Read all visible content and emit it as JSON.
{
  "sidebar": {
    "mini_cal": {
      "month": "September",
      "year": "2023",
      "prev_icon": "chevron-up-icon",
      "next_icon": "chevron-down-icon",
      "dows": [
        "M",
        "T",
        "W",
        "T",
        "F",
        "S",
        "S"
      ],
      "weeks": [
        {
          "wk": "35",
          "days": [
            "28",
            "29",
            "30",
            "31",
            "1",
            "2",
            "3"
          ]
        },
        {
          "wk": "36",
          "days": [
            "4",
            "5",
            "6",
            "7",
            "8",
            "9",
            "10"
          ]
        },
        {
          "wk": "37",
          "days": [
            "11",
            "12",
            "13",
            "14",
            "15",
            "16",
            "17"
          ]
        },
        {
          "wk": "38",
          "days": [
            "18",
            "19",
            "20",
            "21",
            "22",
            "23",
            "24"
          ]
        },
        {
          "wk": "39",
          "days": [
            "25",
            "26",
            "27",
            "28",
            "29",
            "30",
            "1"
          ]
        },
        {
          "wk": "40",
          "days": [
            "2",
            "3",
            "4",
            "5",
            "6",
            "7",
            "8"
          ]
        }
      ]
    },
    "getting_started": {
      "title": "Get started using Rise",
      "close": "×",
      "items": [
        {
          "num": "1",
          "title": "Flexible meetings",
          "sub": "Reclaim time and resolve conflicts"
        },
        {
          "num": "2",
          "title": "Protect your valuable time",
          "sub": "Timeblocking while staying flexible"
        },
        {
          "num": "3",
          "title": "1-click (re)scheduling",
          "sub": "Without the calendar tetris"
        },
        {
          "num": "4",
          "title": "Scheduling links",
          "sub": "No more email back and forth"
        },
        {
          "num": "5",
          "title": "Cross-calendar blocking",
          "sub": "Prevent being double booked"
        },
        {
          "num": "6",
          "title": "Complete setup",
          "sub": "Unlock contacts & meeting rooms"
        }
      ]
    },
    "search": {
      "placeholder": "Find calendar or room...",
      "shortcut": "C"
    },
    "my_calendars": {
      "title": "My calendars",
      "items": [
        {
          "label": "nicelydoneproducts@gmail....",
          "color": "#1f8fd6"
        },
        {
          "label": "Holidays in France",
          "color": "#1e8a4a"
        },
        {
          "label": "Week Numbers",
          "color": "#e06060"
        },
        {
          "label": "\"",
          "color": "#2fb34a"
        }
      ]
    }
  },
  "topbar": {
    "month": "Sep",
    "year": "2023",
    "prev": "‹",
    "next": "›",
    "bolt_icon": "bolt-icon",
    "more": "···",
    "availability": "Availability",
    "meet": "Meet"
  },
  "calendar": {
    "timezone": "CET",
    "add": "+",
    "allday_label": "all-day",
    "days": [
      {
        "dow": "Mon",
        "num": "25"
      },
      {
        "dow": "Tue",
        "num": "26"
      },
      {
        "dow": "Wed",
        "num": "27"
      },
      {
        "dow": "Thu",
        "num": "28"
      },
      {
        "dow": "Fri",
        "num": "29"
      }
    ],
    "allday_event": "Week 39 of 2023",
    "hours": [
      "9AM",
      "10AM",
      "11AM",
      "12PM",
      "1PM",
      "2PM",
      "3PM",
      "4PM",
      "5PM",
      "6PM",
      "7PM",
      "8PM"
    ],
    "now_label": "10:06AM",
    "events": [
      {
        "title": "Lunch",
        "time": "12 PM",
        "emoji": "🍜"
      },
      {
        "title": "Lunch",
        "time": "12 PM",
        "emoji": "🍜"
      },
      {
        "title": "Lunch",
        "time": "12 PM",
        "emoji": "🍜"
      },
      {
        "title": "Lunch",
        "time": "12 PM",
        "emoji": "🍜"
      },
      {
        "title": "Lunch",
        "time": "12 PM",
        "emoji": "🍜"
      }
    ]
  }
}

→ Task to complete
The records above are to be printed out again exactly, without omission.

→ Problem solution
Read all visible content and emit it as JSON.
{
  "sidebar": {
    "mini_cal": {
      "month": "September",
      "year": "2023",
      "prev_icon": "chevron-up-icon",
      "next_icon": "chevron-down-icon",
      "dows": [
        "M",
        "T",
        "W",
        "T",
        "F",
        "S",
        "S"
      ],
      "weeks": [
        {
          "wk": "35",
          "days": [
            "28",
            "29",
            "30",
            "31",
            "1",
            "2",
            "3"
          ]
        },
        {
          "wk": "36",
          "days": [
            "4",
            "5",
            "6",
            "7",
            "8",
            "9",
            "10"
          ]
        },
        {
          "wk": "37",
          "days": [
            "11",
            "12",
            "13",
            "14",
            "15",
            "16",
            "17"
          ]
        },
        {
          "wk": "38",
          "days": [
            "18",
            "19",
            "20",
            "21",
            "22",
            "23",
            "24"
          ]
        },
        {
          "wk": "39",
          "days": [
            "25",
            "26",
            "27",
            "28",
            "29",
            "30",
            "1"
          ]
        },
        {
          "wk": "40",
          "days": [
            "2",
            "3",
            "4",
            "5",
            "6",
            "7",
            "8"
          ]
        }
      ]
    },
    "getting_started": {
      "title": "Get started using Rise",
      "close": "×",
      "items": [
        {
          "num": "1",
          "title": "Flexible meetings",
          "sub": "Reclaim time and resolve conflicts"
        },
        {
          "num": "2",
          "title": "Protect your valuable time",
          "sub": "Timeblocking while staying flexible"
        },
        {
          "num": "3",
          "title": "1-click (re)scheduling",
          "sub": "Without the calendar tetris"
        },
        {
          "num": "4",
          "title": "Scheduling links",
          "sub": "No more email back and forth"
        },
        {
          "num": "5",
          "title": "Cross-calendar blocking",
          "sub": "Prevent being double booked"
        },
        {
          "num": "6",
          "title": "Complete setup",
          "sub": "Unlock contacts & meeting rooms"
        }
      ]
    },
    "search": {
      "placeholder": "Find calendar or room...",
      "shortcut": "C"
    },
    "my_calendars": {
      "title": "My calendars",
      "items": [
        {
          "label": "nicelydoneproducts@gmail....",
          "color": "#1f8fd6"
        },
        {
          "label": "Holidays in France",
          "color": "#1e8a4a"
        },
        {
          "label": "Week Numbers",
          "color": "#e06060"
        },
        {
          "label": "\"",
          "color": "#2fb34a"
        }
      ]
    }
  },
  "topbar": {
    "month": "Sep",
    "year": "2023",
    "prev": "‹",
    "next": "›",
    "bolt_icon": "bolt-icon",
    "more": "···",
    "availability": "Availability",
    "meet": "Meet"
  },
  "calendar": {
    "timezone": "CET",
    "add": "+",
    "allday_label": "all-day",
    "days": [
      {
        "dow": "Mon",
        "num": "25"
      },
      {
        "dow": "Tue",
        "num": "26"
      },
      {
        "dow": "Wed",
        "num": "27"
      },
      {
        "dow": "Thu",
        "num": "28"
      },
      {
        "dow": "Fri",
        "num": "29"
      }
    ],
    "allday_event": "Week 39 of 2023",
    "hours": [
      "9AM",
      "10AM",
      "11AM",
      "12PM",
      "1PM",
      "2PM",
      "3PM",
      "4PM",
      "5PM",
      "6PM",
      "7PM",
      "8PM"
    ],
    "now_label": "10:06AM",
    "events": [
      {
        "title": "Lunch",
        "time": "12 PM",
        "emoji": "🍜"
      },
      {
        "title": "Lunch",
        "time": "12 PM",
        "emoji": "🍜"
      },
      {
        "title": "Lunch",
        "time": "12 PM",
        "emoji": "🍜"
      },
      {
        "title": "Lunch",
        "time": "12 PM",
        "emoji": "🍜"
      },
      {
        "title": "Lunch",
        "time": "12 PM",
        "emoji": "🍜"
      }
    ]
  }
}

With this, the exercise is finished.